Mining applications ‘frozen’ after protest in Philippines

A Palawan climbing an aerial bridge made of rattan canes to reach a ginuqu tree canopy.
A Palawan climbing an aerial bridge made of rattan canes to reach a ginuqu tree canopy.
© Dario Novellino

Six hundred indigenous people and farmers took to the streets on Palawan Island in the Philippines on June 7, to protest against plans to mine nickel on their land.

The demonstrators called upon the provincial government to prevent the companies Macro Asia and Ipilian Nickel Mining Corporation (INC) from mining in the UNESCO World Biosphere Reserve, which is their home. They also expressed their anger at news that Canadian mining company MBMI has been granted initial approval to mine.

As a result of negotiations with protesters, the provincial government agreed that its endorsements of both Macro Asia and INC’s plans required further investigation. The companies’ applications have been ‘frozen’ until all issues are clarified.

The protestors called their demonstration a ‘Karaban’ rally; Karaban is the indigenous Palawan’s word for the bamboo quiver that contains darts for their blowpipes. It is a symbol of their identity, and signifies, they say, that they are willing to take ‘whatever action is necessary’ to stop the mining companies entering their traditional territories
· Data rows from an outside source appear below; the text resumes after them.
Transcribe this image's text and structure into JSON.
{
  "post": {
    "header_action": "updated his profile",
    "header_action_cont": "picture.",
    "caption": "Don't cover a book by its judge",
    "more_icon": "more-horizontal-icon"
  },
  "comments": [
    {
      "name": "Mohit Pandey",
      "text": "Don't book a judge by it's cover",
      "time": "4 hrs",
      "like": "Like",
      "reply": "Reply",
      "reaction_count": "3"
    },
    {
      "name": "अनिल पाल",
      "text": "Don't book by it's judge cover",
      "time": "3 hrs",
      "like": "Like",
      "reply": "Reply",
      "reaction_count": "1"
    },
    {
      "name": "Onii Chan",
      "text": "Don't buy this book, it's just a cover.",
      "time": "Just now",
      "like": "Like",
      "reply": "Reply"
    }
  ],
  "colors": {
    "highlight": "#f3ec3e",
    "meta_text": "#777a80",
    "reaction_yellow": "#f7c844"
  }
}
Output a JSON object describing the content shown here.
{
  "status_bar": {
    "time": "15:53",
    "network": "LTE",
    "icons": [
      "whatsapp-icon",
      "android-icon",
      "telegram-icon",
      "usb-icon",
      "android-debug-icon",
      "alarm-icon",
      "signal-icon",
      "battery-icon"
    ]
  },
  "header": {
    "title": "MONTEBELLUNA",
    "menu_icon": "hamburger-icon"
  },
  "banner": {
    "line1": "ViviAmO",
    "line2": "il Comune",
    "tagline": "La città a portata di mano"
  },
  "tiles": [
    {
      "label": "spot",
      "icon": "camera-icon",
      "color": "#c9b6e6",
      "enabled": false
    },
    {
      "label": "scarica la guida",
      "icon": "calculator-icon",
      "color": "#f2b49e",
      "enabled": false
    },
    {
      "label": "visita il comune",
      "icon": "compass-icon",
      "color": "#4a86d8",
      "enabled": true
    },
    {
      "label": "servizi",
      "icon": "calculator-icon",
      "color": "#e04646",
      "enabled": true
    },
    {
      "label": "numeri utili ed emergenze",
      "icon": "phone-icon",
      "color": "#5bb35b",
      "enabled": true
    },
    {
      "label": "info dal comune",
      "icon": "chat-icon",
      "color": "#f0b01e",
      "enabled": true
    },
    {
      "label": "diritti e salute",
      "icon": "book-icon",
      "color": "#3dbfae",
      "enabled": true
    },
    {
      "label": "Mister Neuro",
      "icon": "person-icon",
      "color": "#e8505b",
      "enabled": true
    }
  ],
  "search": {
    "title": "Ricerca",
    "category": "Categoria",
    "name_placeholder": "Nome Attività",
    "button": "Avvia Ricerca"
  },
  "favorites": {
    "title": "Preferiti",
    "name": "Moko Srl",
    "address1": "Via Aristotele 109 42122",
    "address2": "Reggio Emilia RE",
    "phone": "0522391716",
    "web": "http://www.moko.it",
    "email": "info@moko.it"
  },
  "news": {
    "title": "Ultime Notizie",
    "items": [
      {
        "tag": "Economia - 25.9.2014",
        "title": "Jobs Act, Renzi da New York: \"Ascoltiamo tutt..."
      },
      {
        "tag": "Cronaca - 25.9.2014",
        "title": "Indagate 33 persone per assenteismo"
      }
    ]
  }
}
Indigenous spokesperson for ALDAW (Ancestral Land/Domain Watch) Artiso Mandawa, said, ‘Mining is not development, it creates conflict among people, and it destroys our culture by bringing foreign values to our community. Some of my people still have limited contact with the outside and are not even registered in the national and provincial census. They are the first inhabitants to arrive on this island and yet, for the government, they appear not to exist.’

Maman Tuwa, an elder of the isolated Palawan tribe from Mt Gantong, fears that mining will destroy his community. ‘If our mountains are deforested, how are we going to survive? What are we going to plant if the soil of the uplands will be washed down to the lowlands? How are we going to feed our children? We’ll surely die’.

Survival’s director Stephen Corry said, ‘We welcome the decision to freeze the mining applications on the land of the Palawan tribal people, and we urge the Philippine government to ensure that no mining takes place on their land without their genuine free, prior and informed consent. We also call upon President-elect Benigno Aquino III, to revoke the 1995 Mining Act which has been so disastrous for the indigenous peoples of the Philippines.’